Other Comments

There is little known and published concerning the barndoor skate. Most of the information concerns physical characteristics and conservation efforts. The world, however, is witnessing the apparent modern extinction of a marine animal that is well documented in the twentieth and twenty-first centuries. For centuries, a creature over one meter in size went unnoticed. Unfortunately, it may continue to do so until it is extinct and exits the pages of books as quickly as it had entered. (Large 1998)


Jennifer Basta (author), SUNY College of Environmental Science and Forestry, Kimberly Schulz (editor), SUNY College of Environmental Science and Forestry.



living in the Nearctic biogeographic province, the northern part of the New World. This includes Greenland, the Canadian Arctic islands, and all of the North American as far south as the highlands of central Mexico.

World Map

bilateral symmetry

having body symmetry such that the animal can be divided in one plane into two mirror-image halves. Animals with bilateral symmetry have dorsal and ventral sides, as well as anterior and posterior ends. Synapomorphy of the Bilateria.


having the capacity to move from one place to another.


specialized for swimming

native range

the area in which the animal is naturally found, the region in which it is endemic.


Bigelow, H., W. Schroeder. 1953. Sawfishes, guitarfishes, skates, rays. Sears Foundation for Marine Research 1(2).

Casey, J., R. Myers. 1998. Near extinction of a widely distributed fish.
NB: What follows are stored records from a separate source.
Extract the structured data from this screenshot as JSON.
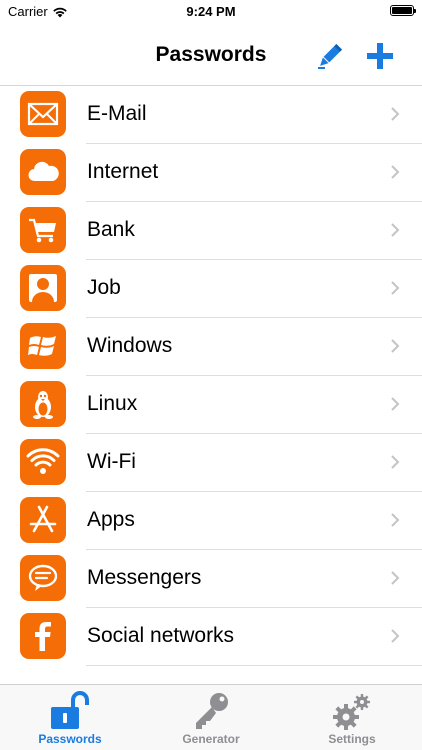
{
  "status_bar": {
    "carrier": "Carrier",
    "time": "9:24 PM"
  },
  "nav": {
    "title": "Passwords",
    "edit_icon": "pencil-icon",
    "add_icon": "plus-icon"
  },
  "colors": {
    "accent": "#1a7ce0",
    "category_icon_bg": "#f46d06",
    "inactive_tab": "#8e8e93"
  },
  "categories": [
    {
      "label": "E-Mail",
      "icon": "envelope-icon"
    },
    {
      "label": "Internet",
      "icon": "cloud-icon"
    },
    {
      "label": "Bank",
      "icon": "cart-icon"
    },
    {
      "label": "Job",
      "icon": "person-icon"
    },
    {
      "label": "Windows",
      "icon": "windows-logo-icon"
    },
    {
      "label": "Linux",
      "icon": "penguin-icon"
    },
    {
      "label": "Wi-Fi",
      "icon": "wifi-icon"
    },
    {
      "label": "Apps",
      "icon": "app-store-icon"
    },
    {
      "label": "Messengers",
      "icon": "chat-bubble-icon"
    },
    {
      "label": "Social networks",
      "icon": "facebook-f-icon"
    }
  ],
  "tabs": [
    {
      "label": "Passwords",
      "icon": "unlocked-padlock-icon",
      "active": true
    },
    {
      "label": "Generator",
      "icon": "key-icon",
      "active": false
    },
    {
      "label": "Settings",
      "icon": "gears-icon",
      "active": false
    }
  ]
}
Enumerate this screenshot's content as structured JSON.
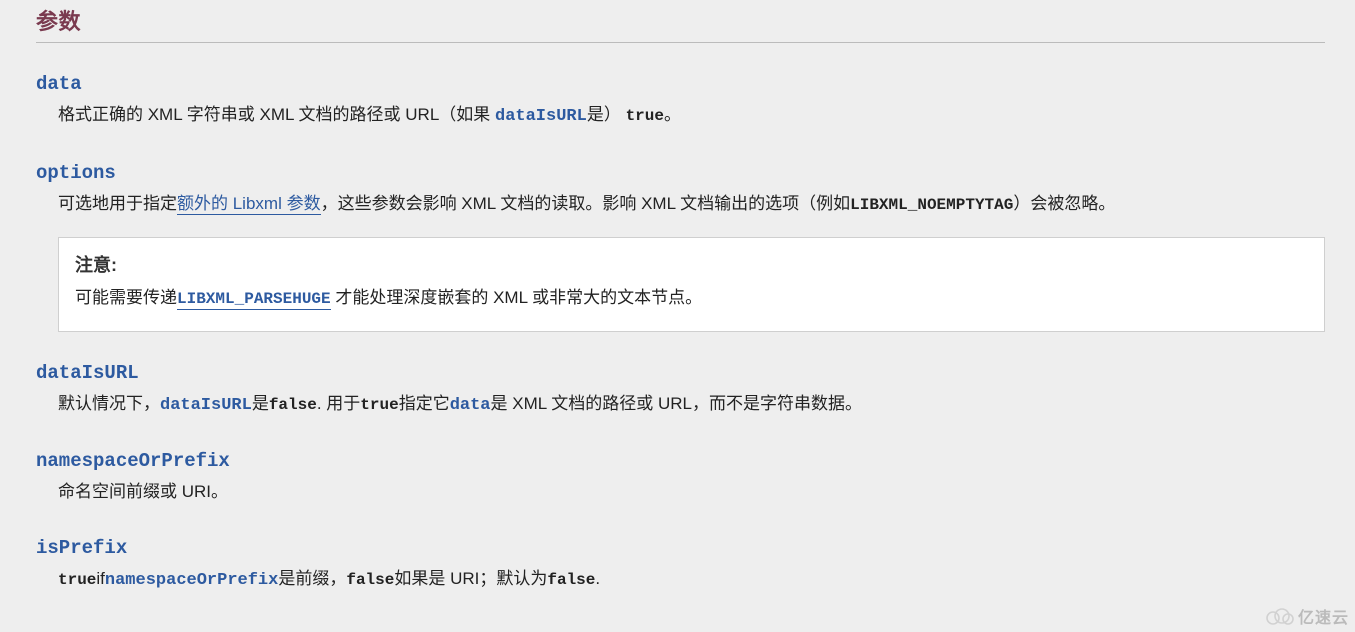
{
  "section": {
    "title": "参数"
  },
  "params": {
    "data": {
      "name": "data",
      "desc_pre": "格式正确的 XML 字符串或 XML 文档的路径或 URL（如果 ",
      "link": "dataIsURL",
      "desc_mid": "是）",
      "code": "true",
      "desc_post": "。"
    },
    "options": {
      "name": "options",
      "desc_pre": "可选地用于指定",
      "link": "额外的 Libxml 参数",
      "desc_mid": "，这些参数会影响 XML 文档的读取。影响 XML 文档输出的选项（例如",
      "code": "LIBXML_NOEMPTYTAG",
      "desc_post": "）会被忽略。",
      "note": {
        "title": "注意:",
        "pre": "可能需要传递",
        "link": "LIBXML_PARSEHUGE",
        "post": " 才能处理深度嵌套的 XML 或非常大的文本节点。"
      }
    },
    "dataIsURL": {
      "name": "dataIsURL",
      "d1": "默认情况下，",
      "p1": "dataIsURL",
      "d2": "是",
      "c1": "false",
      "d3": ". 用于",
      "c2": "true",
      "d4": "指定它",
      "p2": "data",
      "d5": "是 XML 文档的路径或 URL，而不是字符串数据。"
    },
    "namespaceOrPrefix": {
      "name": "namespaceOrPrefix",
      "desc": "命名空间前缀或 URI。"
    },
    "isPrefix": {
      "name": "isPrefix",
      "c1": "true",
      "d1": "if",
      "p1": "namespaceOrPrefix",
      "d2": "是前缀，",
      "c2": "false",
      "d3": "如果是 URI；默认为",
      "c3": "false",
      "d4": "."
    }
  },
  "watermark": {
    "text": "亿速云"
  }
}
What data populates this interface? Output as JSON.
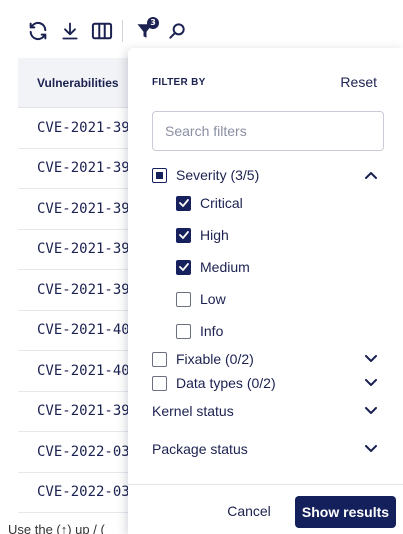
{
  "toolbar": {
    "icons": [
      "refresh-icon",
      "download-icon",
      "columns-icon",
      "filter-icon",
      "search-icon"
    ],
    "filter_badge": "3"
  },
  "table": {
    "header": "Vulnerabilities",
    "rows": [
      "CVE-2021-39",
      "CVE-2021-39",
      "CVE-2021-39",
      "CVE-2021-39",
      "CVE-2021-39",
      "CVE-2021-40",
      "CVE-2021-40",
      "CVE-2021-39",
      "CVE-2022-03",
      "CVE-2022-03"
    ],
    "footnote": "Use the (↑) up / ("
  },
  "filter_panel": {
    "title": "FILTER BY",
    "reset_label": "Reset",
    "search_placeholder": "Search filters",
    "severity": {
      "label": "Severity (3/5)",
      "state": "indeterminate",
      "expanded": true,
      "options": [
        {
          "label": "Critical",
          "checked": true
        },
        {
          "label": "High",
          "checked": true
        },
        {
          "label": "Medium",
          "checked": true
        },
        {
          "label": "Low",
          "checked": false
        },
        {
          "label": "Info",
          "checked": false
        }
      ]
    },
    "fixable": {
      "label": "Fixable (0/2)",
      "checked": false
    },
    "data_types": {
      "label": "Data types (0/2)",
      "checked": false
    },
    "kernel_status": {
      "label": "Kernel status"
    },
    "package_status": {
      "label": "Package status"
    },
    "cancel_label": "Cancel",
    "show_results_label": "Show results"
  },
  "colors": {
    "primary": "#14205c",
    "text": "#1b2150",
    "header_bg": "#f2f3f6"
  }
}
Science, 281: 690-692.

Endangered Species Coalition, 1999. "Close the Barndoor before the Skates Are Gone!" (On-line). Accessed April 26, 2001 (no longer available) at http://www.stopextinction.org/.

Kenchington Ph. D., T. 1999. "Conservation Status of the Barndoor Skate (Raja" (On-line). Accessed April 26, 2001 at http://www.fishingnj.org/skate.htm.

naturalSCIENCE, 1998. "Large Atlantic ray fished to the brink of extinction" (On-line). Accessed April 26, 2001 at http://www.naturalscience.com/ns/cover/cover7.html.